For syntactically valid RDF, Trellis will accept whatever triples are sent by a client and persist those. So, if a client POSTs syntactically valid (but semantically invalid, as in your case), Trellis generally won't do any manipulation, checking or validation on those triples. And as a note, Turtle prefixes are not required to end in a / or # character; the Turtle grammar
for prefixes requires only an IRIREF
. Though you are correct, it is certainly common for prefix definitions to end in a / or # (OTOH, I know of certain patterns where that is not the case, especially for referencing the 'current document' as in @prefix : <> .
That said, there is a mechanism for validating the incoming RDF in Trellis. In fact, there is some minimal validation that happens to RDF, but only based on what LDP formally requires (e.g. ldp:membershipResource must point to an in-domain IRI -- it can't be a literal or any arbitrary IRI; ldp:hasMemberRelation must point to an IRI, which can't be ldp:contains; there are a few such rules). Those validation rules are all part of a class that implements Trellis' ConstraintService API
. The Trellis code is structured in such a way that any number of ConstraintService implementations can be injected into the runtime. The deployable artifacts that you see with Trellis releases contain only the trellis-constraint-rules

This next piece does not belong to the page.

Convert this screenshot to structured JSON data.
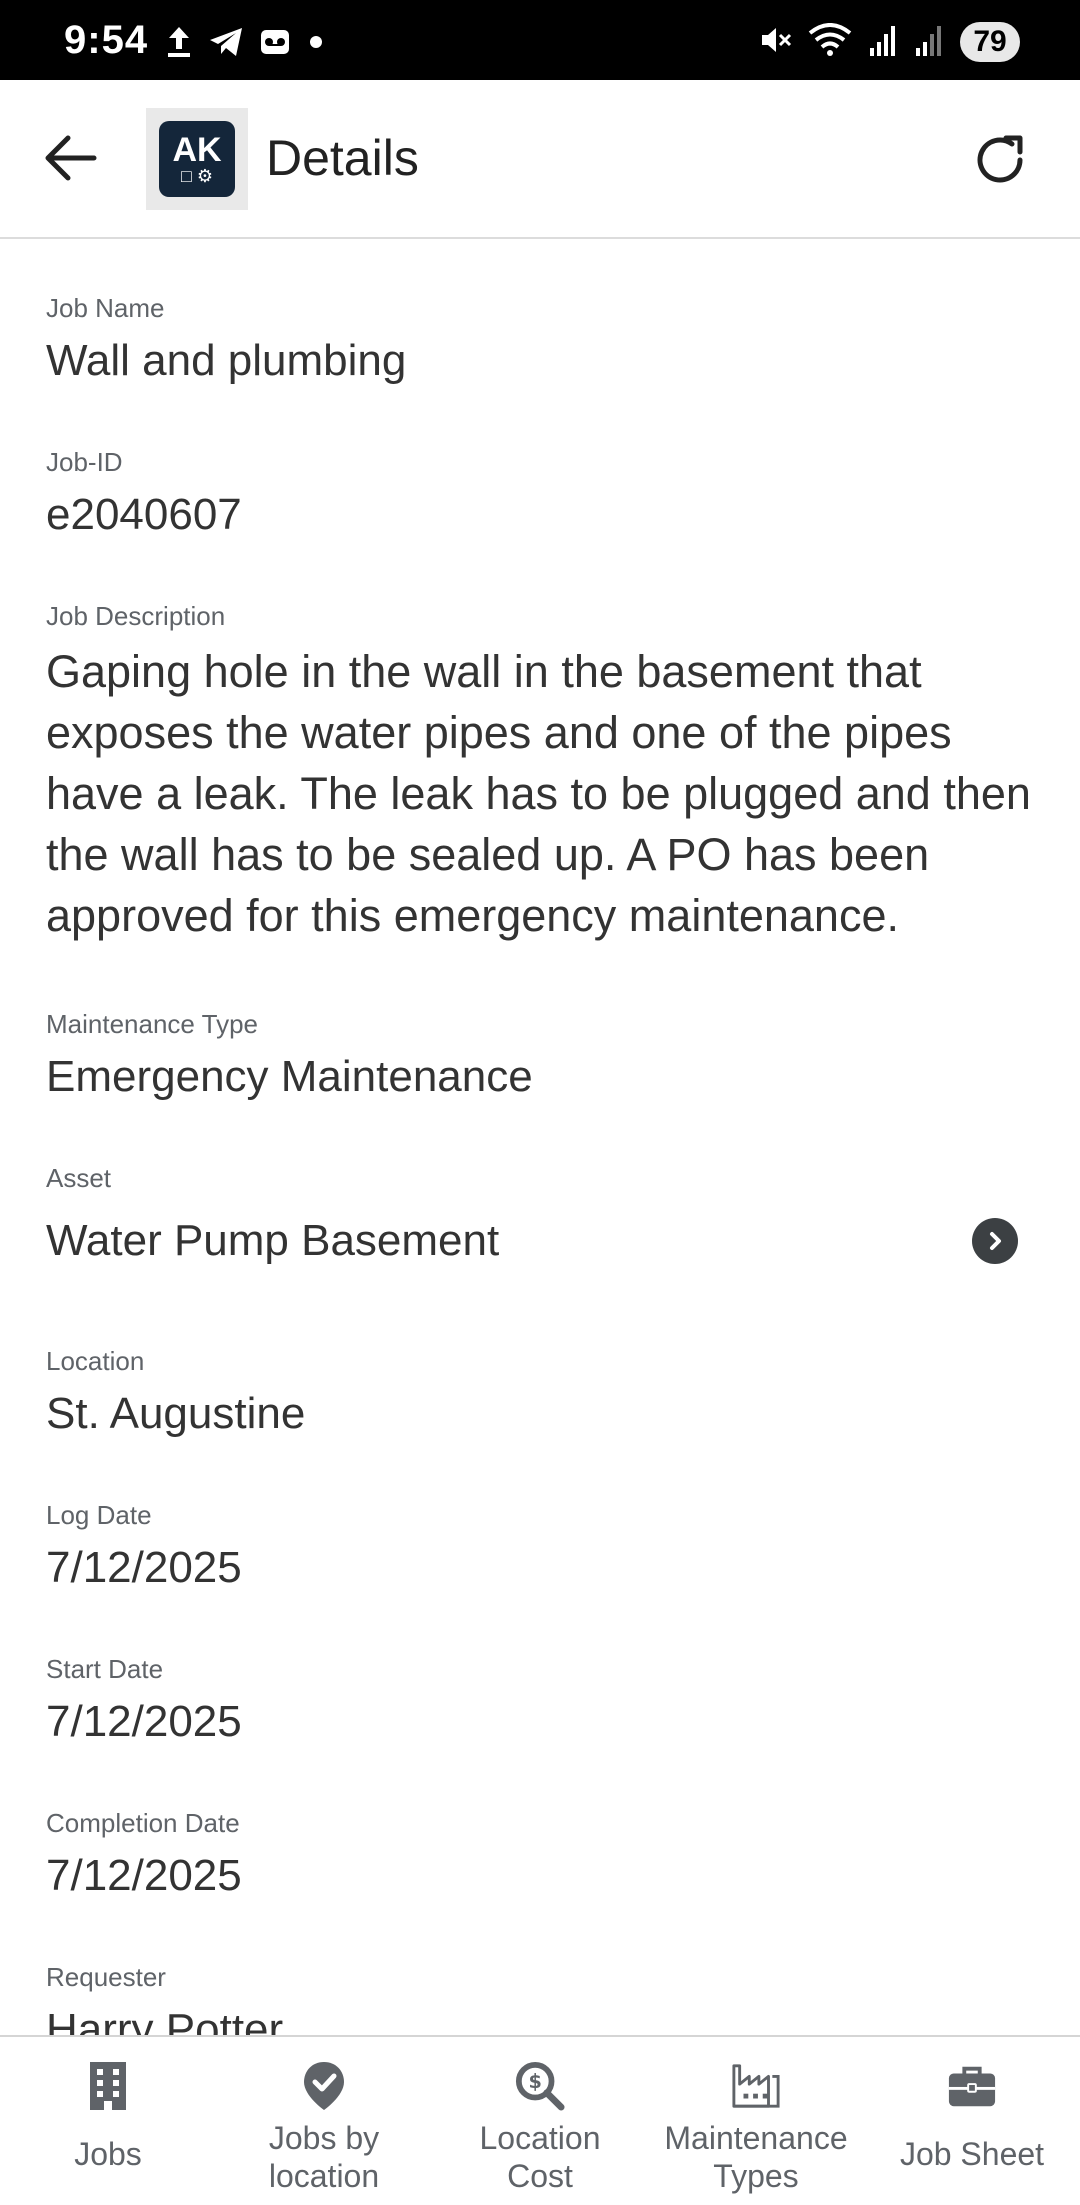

artifact (i.e. the minimal LDP validation rules), but if one wished to do any sort of more complex validation (including SHACL or ShEx), that would be the place to do it. That would also mean writing some Java code and building your own deployable artifact, though technically, you could just drop a jar file into the classpath of your deployed Trellis and it should work.
I would point out, though, that issue that motivated this comment (a missing trailing slash in a prefix) is actually rather tricky. The IRI that is produced is a valid IRI and hence it is syntactically valid Turtle, and so the only real way to catch it would be to have a SHACL/ShEx rule that explicitly requires the foaf:name triple in the resource; your resource does not contain foaf:name and so the SHACL/ShEx validator would produce an error.
Hope that helps,